(Beginning of Exercise input)
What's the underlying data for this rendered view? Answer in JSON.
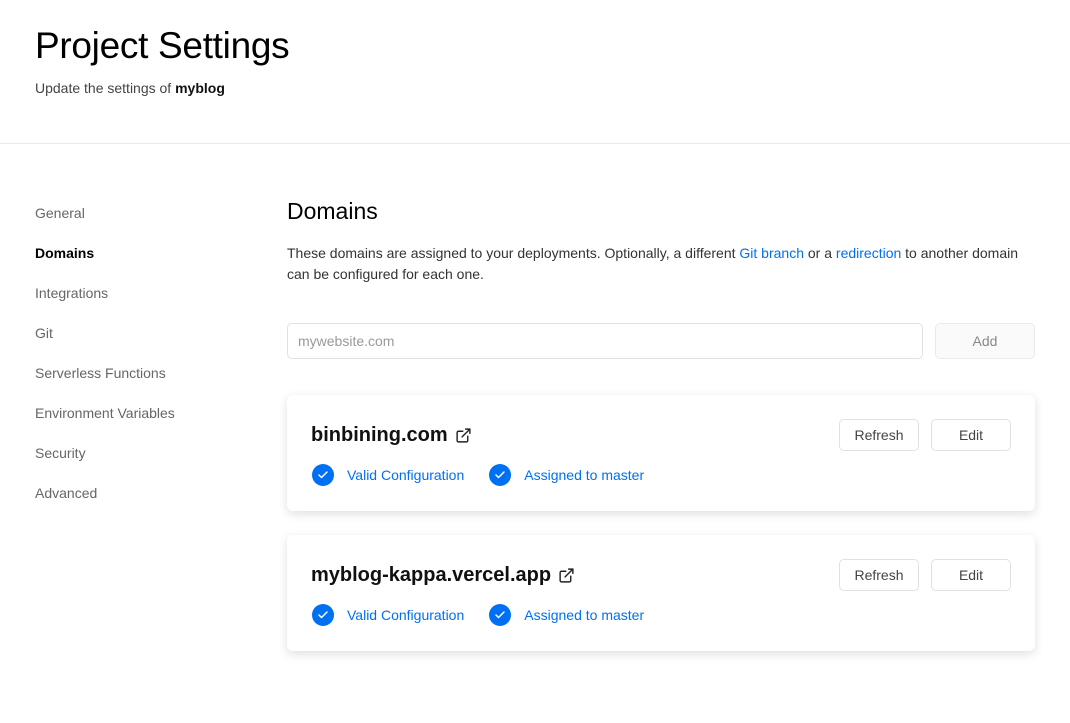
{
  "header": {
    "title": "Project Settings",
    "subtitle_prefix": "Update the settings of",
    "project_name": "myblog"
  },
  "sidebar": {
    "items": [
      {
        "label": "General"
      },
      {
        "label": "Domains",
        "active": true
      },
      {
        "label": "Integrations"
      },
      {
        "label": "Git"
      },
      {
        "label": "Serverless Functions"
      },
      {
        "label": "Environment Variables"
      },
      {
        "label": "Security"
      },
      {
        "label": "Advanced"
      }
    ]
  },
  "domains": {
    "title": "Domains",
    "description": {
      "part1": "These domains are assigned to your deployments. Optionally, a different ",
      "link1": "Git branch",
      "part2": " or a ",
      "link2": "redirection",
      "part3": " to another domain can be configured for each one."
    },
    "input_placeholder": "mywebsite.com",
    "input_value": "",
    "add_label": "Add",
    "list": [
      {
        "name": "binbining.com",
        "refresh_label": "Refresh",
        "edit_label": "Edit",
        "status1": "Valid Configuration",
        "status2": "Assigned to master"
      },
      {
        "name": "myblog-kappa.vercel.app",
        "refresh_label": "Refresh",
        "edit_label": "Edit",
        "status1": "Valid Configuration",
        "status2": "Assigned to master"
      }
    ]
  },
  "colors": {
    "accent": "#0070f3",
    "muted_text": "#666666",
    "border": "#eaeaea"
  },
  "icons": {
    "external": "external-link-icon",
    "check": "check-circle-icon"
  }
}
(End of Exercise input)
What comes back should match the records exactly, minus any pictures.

Your response:
What's the underlying data for this rendered view? Answer in JSON.
{
  "header": {
    "title": "Project Settings",
    "subtitle_prefix": "Update the settings of",
    "project_name": "myblog"
  },
  "sidebar": {
    "items": [
      {
        "label": "General"
      },
      {
        "label": "Domains",
        "active": true
      },
      {
        "label": "Integrations"
      },
      {
        "label": "Git"
      },
      {
        "label": "Serverless Functions"
      },
      {
        "label": "Environment Variables"
      },
      {
        "label": "Security"
      },
      {
        "label": "Advanced"
      }
    ]
  },
  "domains": {
    "title": "Domains",
    "description": {
      "part1": "These domains are assigned to your deployments. Optionally, a different ",
      "link1": "Git branch",
      "part2": " or a ",
      "link2": "redirection",
      "part3": " to another domain can be configured for each one."
    },
    "input_placeholder": "mywebsite.com",
    "input_value": "",
    "add_label": "Add",
    "list": [
      {
        "name": "binbining.com",
        "refresh_label": "Refresh",
        "edit_label": "Edit",
        "status1": "Valid Configuration",
        "status2": "Assigned to master"
      },
      {
        "name": "myblog-kappa.vercel.app",
        "refresh_label": "Refresh",
        "edit_label": "Edit",
        "status1": "Valid Configuration",
        "status2": "Assigned to master"
      }
    ]
  },
  "colors": {
    "accent": "#0070f3",
    "muted_text": "#666666",
    "border": "#eaeaea"
  },
  "icons": {
    "external": "external-link-icon",
    "check": "check-circle-icon"
  }
}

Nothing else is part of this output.